====== Study material
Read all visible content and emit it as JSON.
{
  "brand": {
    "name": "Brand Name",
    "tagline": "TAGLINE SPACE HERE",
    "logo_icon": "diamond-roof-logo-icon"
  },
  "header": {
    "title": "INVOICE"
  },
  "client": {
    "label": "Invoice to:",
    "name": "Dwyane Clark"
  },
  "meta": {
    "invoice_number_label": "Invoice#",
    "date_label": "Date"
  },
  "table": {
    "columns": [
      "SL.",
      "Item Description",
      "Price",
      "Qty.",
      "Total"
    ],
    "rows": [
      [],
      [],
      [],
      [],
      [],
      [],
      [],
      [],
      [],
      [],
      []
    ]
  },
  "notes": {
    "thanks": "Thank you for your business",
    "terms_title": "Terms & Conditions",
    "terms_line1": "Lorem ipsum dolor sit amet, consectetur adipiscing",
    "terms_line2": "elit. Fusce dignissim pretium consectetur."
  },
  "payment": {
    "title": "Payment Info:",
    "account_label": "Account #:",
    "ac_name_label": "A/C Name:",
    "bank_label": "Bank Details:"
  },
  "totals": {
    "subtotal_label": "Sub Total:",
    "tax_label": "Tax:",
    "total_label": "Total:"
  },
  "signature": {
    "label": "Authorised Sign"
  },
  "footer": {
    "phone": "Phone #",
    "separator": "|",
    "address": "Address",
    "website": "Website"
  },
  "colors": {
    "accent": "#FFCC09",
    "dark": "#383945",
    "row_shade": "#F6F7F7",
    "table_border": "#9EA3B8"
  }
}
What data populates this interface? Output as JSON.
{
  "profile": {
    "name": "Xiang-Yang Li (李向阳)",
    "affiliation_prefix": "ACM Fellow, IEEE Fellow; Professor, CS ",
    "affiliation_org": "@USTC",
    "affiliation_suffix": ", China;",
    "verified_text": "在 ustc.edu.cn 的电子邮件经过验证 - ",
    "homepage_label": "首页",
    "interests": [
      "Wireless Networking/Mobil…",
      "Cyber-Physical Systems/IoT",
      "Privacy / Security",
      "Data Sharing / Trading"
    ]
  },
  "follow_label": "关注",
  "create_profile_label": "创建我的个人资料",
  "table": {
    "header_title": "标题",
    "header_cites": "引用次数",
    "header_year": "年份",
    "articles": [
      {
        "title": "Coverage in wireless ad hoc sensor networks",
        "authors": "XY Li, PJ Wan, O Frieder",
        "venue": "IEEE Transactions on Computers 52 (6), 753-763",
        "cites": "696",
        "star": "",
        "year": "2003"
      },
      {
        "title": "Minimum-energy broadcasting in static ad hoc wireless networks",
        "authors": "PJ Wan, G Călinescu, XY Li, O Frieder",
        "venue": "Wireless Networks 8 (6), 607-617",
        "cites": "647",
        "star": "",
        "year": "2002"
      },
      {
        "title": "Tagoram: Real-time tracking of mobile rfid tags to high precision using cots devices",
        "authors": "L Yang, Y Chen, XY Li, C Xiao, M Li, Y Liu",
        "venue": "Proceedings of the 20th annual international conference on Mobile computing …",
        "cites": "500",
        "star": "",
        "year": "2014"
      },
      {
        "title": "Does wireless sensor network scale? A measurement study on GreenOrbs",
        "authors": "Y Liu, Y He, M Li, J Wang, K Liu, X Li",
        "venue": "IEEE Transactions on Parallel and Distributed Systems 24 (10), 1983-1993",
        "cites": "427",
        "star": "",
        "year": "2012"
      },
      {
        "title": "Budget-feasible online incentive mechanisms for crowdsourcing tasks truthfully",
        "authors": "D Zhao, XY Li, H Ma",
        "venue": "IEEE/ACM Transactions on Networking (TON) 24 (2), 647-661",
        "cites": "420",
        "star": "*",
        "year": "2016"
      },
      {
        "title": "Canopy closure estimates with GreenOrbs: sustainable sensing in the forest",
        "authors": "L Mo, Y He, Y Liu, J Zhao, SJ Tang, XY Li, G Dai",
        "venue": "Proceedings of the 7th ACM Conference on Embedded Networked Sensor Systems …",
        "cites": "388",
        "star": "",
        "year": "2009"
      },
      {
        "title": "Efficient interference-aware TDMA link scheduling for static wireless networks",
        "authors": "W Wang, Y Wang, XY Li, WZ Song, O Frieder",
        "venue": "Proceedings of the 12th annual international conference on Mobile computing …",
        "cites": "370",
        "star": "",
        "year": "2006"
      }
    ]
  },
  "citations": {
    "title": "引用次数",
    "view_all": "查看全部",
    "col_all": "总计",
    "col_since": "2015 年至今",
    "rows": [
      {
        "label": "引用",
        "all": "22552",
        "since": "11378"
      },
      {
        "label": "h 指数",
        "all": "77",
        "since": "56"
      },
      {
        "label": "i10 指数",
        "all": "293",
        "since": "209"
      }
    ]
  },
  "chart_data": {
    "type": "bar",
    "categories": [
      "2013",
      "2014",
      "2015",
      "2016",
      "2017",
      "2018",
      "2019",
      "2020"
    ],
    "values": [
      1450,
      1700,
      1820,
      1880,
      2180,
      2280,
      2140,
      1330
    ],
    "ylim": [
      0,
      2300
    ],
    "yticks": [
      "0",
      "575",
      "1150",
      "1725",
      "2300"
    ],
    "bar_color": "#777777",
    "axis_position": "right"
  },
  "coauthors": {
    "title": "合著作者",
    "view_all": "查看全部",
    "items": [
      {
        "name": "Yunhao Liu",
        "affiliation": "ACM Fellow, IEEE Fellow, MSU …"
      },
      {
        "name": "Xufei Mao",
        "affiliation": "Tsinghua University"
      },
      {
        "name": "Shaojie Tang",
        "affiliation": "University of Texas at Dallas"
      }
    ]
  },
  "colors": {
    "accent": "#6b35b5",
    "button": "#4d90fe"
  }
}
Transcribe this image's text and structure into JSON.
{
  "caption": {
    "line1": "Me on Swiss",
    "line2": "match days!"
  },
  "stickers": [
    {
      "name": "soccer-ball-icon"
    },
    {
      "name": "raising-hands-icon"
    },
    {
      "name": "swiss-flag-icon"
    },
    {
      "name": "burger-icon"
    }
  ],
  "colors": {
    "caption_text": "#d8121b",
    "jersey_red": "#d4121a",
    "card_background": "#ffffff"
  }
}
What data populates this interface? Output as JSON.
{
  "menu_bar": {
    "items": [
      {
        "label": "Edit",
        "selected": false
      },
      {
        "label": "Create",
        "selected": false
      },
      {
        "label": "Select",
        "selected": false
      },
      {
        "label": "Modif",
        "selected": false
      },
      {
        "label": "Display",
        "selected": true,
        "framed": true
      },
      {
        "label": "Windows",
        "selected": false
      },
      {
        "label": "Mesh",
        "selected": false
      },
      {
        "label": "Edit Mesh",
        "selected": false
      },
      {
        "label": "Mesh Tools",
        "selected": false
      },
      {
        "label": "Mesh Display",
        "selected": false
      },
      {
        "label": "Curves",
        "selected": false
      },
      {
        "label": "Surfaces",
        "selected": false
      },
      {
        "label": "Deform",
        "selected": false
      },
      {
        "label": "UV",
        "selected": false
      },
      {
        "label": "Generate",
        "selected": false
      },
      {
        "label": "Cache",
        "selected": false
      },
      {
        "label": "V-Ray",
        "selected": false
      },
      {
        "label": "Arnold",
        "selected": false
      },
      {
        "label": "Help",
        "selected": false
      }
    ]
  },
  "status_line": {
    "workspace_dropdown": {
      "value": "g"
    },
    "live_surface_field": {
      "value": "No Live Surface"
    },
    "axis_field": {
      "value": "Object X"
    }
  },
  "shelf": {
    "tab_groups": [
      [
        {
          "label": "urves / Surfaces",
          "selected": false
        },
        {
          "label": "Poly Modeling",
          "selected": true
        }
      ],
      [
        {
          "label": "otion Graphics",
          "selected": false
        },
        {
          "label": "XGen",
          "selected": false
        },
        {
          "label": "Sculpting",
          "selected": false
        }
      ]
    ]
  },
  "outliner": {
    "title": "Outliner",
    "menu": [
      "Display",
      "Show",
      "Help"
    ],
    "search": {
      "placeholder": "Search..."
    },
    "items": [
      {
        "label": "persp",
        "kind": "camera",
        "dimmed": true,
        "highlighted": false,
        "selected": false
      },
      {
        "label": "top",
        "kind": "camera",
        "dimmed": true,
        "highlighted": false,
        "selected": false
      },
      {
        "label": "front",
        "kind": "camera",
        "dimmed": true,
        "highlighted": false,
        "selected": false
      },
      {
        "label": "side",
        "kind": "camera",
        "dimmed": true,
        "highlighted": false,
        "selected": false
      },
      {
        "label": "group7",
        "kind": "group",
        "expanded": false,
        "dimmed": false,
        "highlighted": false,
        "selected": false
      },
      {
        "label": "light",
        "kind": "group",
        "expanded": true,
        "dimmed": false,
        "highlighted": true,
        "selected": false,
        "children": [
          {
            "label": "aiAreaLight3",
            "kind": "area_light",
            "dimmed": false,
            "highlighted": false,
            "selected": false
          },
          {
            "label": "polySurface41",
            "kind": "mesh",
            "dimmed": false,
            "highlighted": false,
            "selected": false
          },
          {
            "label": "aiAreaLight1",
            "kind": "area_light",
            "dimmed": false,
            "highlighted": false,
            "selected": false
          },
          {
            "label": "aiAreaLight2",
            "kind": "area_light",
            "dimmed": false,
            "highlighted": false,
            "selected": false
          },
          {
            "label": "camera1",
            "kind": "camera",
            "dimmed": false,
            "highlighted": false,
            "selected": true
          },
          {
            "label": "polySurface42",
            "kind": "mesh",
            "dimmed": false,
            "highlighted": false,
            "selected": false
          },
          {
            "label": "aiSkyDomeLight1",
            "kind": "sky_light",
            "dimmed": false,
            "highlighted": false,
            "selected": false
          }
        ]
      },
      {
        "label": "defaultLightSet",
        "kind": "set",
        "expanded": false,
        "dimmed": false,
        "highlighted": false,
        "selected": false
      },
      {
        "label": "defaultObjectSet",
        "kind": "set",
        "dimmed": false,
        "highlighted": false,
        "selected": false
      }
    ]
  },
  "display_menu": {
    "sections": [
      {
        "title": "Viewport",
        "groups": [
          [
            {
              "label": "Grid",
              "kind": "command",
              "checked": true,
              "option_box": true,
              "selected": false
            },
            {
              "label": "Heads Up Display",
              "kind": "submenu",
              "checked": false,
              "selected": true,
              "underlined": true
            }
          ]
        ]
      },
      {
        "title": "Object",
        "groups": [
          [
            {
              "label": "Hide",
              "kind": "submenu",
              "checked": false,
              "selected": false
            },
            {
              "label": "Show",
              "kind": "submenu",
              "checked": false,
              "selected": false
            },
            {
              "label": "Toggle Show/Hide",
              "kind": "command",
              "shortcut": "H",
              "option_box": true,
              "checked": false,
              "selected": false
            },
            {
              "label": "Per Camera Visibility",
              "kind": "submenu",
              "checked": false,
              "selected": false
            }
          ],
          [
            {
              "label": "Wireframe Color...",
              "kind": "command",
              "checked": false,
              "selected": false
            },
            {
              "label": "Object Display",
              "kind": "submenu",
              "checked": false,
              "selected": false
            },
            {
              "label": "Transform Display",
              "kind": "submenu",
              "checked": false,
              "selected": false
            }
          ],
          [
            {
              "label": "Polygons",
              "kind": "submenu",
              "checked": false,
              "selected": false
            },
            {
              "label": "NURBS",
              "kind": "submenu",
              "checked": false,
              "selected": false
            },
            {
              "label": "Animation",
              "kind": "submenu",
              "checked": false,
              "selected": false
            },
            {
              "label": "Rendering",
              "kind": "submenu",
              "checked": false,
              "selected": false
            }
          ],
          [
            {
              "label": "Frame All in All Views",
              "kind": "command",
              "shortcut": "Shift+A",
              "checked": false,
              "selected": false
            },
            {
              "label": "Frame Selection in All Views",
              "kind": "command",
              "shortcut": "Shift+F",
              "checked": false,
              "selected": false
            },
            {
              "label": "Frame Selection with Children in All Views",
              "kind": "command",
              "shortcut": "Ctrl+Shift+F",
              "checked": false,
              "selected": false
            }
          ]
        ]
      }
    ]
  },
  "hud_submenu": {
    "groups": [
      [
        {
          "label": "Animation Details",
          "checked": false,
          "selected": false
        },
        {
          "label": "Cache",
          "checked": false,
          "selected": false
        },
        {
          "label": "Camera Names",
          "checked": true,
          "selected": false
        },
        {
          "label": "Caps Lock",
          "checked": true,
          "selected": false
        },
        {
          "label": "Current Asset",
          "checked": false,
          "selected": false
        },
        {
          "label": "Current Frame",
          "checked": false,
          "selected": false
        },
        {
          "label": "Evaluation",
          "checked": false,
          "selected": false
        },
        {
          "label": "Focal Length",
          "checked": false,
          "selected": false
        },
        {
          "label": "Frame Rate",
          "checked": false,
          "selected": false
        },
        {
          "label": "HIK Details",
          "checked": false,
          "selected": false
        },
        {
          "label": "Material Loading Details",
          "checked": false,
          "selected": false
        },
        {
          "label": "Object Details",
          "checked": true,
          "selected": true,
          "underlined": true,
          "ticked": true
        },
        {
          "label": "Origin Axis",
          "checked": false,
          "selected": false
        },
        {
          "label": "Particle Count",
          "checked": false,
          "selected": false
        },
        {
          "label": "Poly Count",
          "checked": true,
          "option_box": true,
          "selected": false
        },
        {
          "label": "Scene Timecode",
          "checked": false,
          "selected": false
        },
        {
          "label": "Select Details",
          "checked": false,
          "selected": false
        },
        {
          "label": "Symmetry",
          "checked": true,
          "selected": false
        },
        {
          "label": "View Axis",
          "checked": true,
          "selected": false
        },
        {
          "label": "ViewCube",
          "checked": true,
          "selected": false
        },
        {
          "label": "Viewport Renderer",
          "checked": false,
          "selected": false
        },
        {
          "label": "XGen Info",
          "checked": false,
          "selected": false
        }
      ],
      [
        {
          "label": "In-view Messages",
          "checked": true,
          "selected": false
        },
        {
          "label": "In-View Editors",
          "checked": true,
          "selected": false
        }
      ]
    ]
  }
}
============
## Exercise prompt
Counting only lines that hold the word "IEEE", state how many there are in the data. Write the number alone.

## Result below
5